Exercise data section start

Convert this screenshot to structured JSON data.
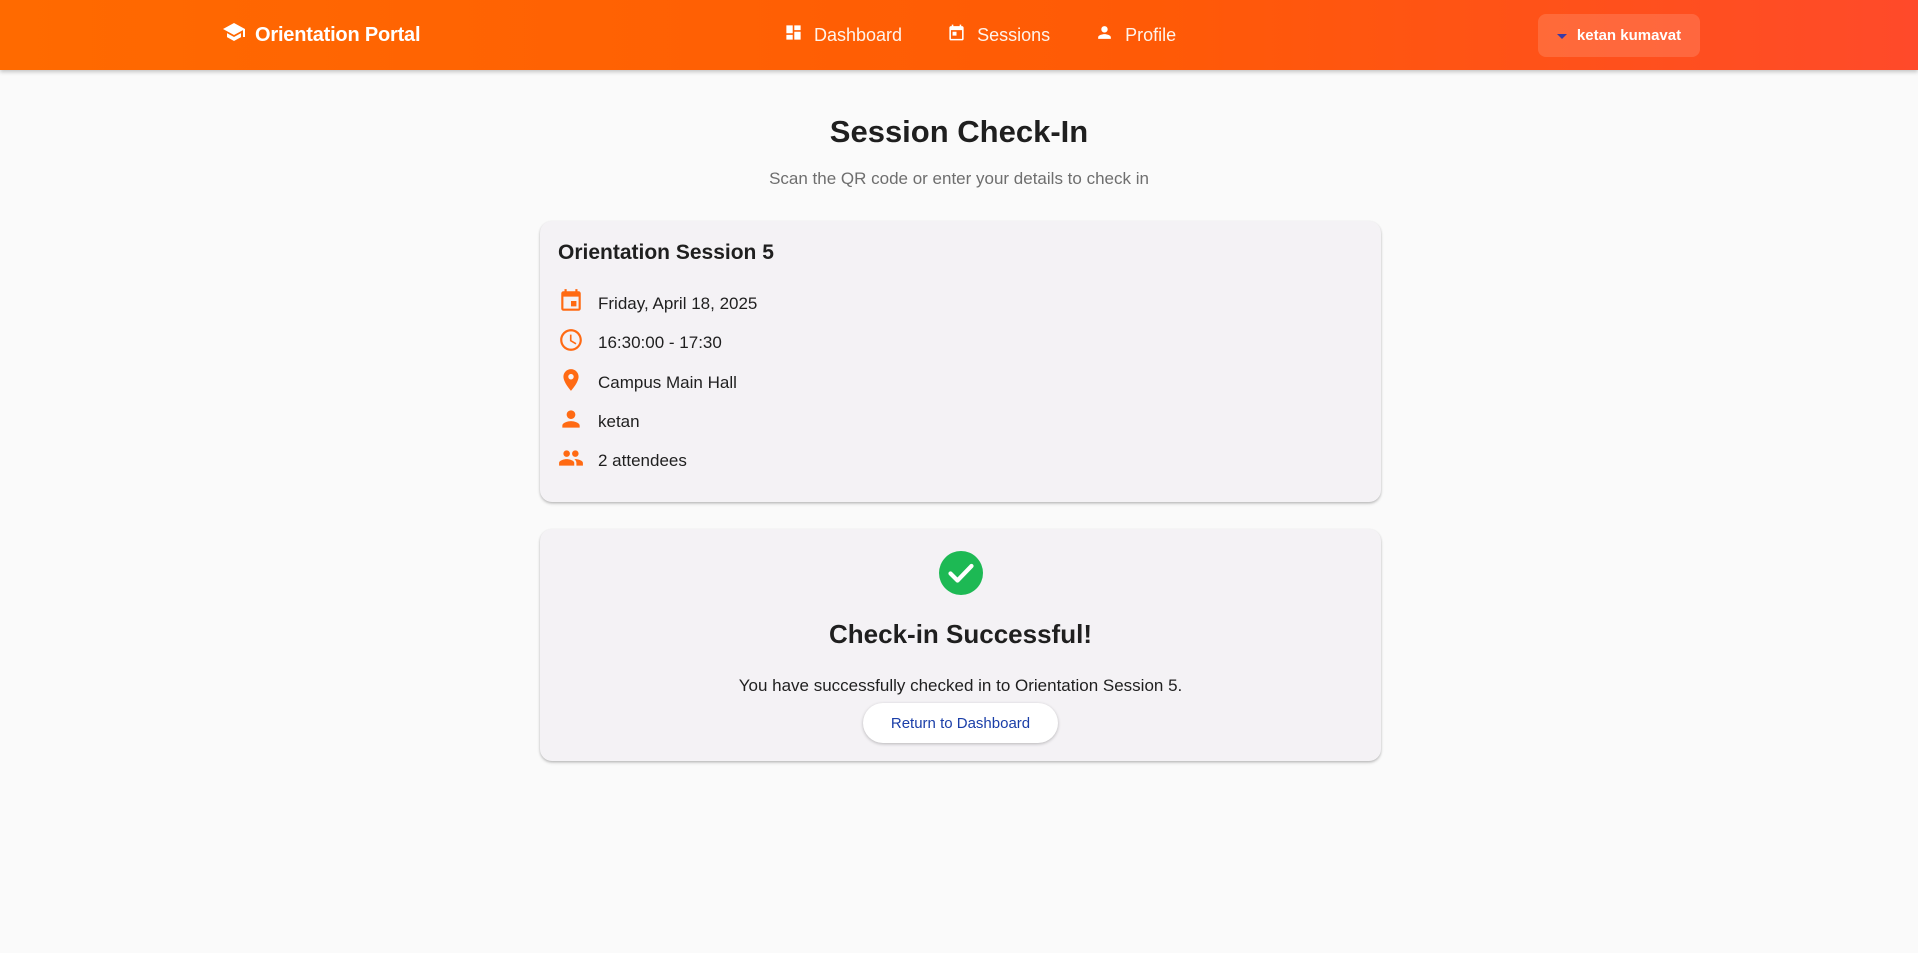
{
  "header": {
    "brand": "Orientation Portal",
    "nav": [
      {
        "label": "Dashboard",
        "icon": "dashboard-icon"
      },
      {
        "label": "Sessions",
        "icon": "calendar-icon"
      },
      {
        "label": "Profile",
        "icon": "person-icon"
      }
    ],
    "user_name": "ketan kumavat"
  },
  "main": {
    "title": "Session Check-In",
    "subtitle": "Scan the QR code or enter your details to check in"
  },
  "session": {
    "title": "Orientation Session 5",
    "date": "Friday, April 18, 2025",
    "time": "16:30:00 - 17:30",
    "location": "Campus Main Hall",
    "host": "ketan",
    "attendees": "2 attendees"
  },
  "success": {
    "title": "Check-in Successful!",
    "message": "You have successfully checked in to Orientation Session 5.",
    "button_label": "Return to Dashboard"
  },
  "colors": {
    "header_gradient_start": "#ff6a00",
    "header_gradient_end": "#ff4a2a",
    "accent_orange": "#ff6a13",
    "success_green": "#1db954",
    "button_text": "#1a3ea8"
  }
}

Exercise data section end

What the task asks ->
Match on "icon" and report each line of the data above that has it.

Answer section ->
        "icon": "dashboard-icon"
        "icon": "calendar-icon"
        "icon": "person-icon"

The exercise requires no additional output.